accidents that we need to be concerned about in 
the aftermath of some disaster. In studies that have 
been done of the survivors of major disasters, the 
following conclusions have been made about the 
mental state of the survivors. Approximately 15% 
made quick, appropriate, and efficient choices and 
actions which were well-suited to their safety and 
security. Another 15% “went crazy,” making wild 
irrational choices and even getting hurt as a result 
of their “losing it.” 

 The rest, about 70% of the survivors – a full 
majority – neither went crazy nor did they 
make wise and efficient choices and actions, but 
rather wandered about somewhat zombie-like, 
spaced-out, in a state of stupor and shock, simply 
not knowing what to do, where to go, what to 
think. This shocked majority tends to be passive, 
but will take orders from someone who seems to 
be in control and who seems to know what they are 
doing and why.

 The point: None of us wants to be a part of 
that majority, and definitely we don’t want to be a 
part of that “crazy 15.” No one would want to be 
wandering around Sierra Madre Blvd. in a dazed 
state of mind. 

 What can we do to ensure that in a time of 
disaster, we find ourselves in that 15% category of 
wise, appropriate, efficient actions? None of us 
reallyknows what we will do until we are actually 
tested in difficult, stressful real life conditions. It 
is impossible to predict what you might do when 
you are seated comfortably in your home drinking 
a warm beverage. The only way to expand our 
mental and physical limits is to actually put 
ourselves into situations where we can discover 
more about ourselves during situations of less 
sleep, less food, more work. 

 People in the military often get that 
experience. Some survival schools offer these 
experiences.
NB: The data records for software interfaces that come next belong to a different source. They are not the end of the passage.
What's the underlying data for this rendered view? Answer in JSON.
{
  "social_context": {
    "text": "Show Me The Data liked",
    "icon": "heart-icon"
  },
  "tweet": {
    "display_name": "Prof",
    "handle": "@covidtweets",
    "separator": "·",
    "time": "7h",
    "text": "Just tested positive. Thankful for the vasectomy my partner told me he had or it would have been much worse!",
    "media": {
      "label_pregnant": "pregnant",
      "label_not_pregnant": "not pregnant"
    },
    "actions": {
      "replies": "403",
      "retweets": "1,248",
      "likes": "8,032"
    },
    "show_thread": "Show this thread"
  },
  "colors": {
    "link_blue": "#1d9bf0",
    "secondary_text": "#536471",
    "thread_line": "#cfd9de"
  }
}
And anyone (with a group of friends 
and supporters) can regularly plan such trips 
with the express purpose of expanding limits, 
learning how you will react in times of stress, and 
attempting to make the right choices when it is not 
easy to do so.



 Some of the practical information that you 
can learn in classes includes emergency first 
aid; I encourage everyone to take the Red 
Cross Emergency First Aid course, and learn how 
to deal with everyday first aid problems. 

Other useful class topics includes firearms 
instruction at a range, home vegetable gardening, 
and canning. Many skills can be practiced with 
friends, such as how to purify water, repairing 
common plumbing and electrical problems 
that might results from an earthquake, simple fire 
drills, and basic camping skills which might be 
useful in the aftermath of an earthquake.


 Consider enrolling in classes where you can learn 
about wild foods and very basic survival skills The 
schedule for the classes I teach can be seen atwww., or write to Box 41834, 
Eagle Rock, CA 90041. 

Mountain Views News 80 W Sierra Madre Blvd. No. 327 Sierra Madre, Ca. 91024 Office: 626.355.2737 Fax: 626.609.3285 Email: Website: